You don't know his name, but Bahman Mohassess was a titan -- a publicly gay, happily misanthropic midcentury Persian art-world powerhouse whose brutally Expressionist paintings ring up six figures at auctions today, and who galvanized his reputation by mysteriously vanishing from Iran for good after the ayatollahs had much of his work destroyed.
The man's Pynchon-esque absence gets punctured years later by Mitra Farahani, who tracks Mohassess down to a Rome hotel and settles in to shape the chain-smoking septuagenarian's final testament.

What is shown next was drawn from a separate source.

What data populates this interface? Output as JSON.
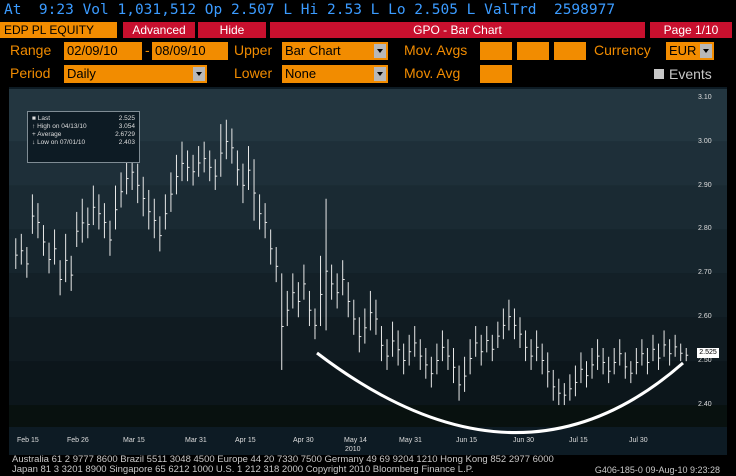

The resulting documentary is never less than addictively fascinating -- Mohassess's story is a heroic torch of individualism battling mad-state ideology, from the Shah to the mullahs, and his autumnal stance toward all things non-Mohassess is hilariously derisive.
But Farahani pushes the saga into even more beautiful territory, sweetly nurturing the old fart and negotiating a large commission from a pair of rich Iranian brothers (one Allen Ginsberg schlubby, the other Jimmy Fallon svelte), as she obediently allows Mohassess to control what goes into her film, and Greek-choruses his final struggle by retelling Balzac's "The Unknown Masterpiece." The lovely ball-&-socket meeting of the two artists' sensibilities is what makes the doc sing, even if it is a chronicle of a death foretold.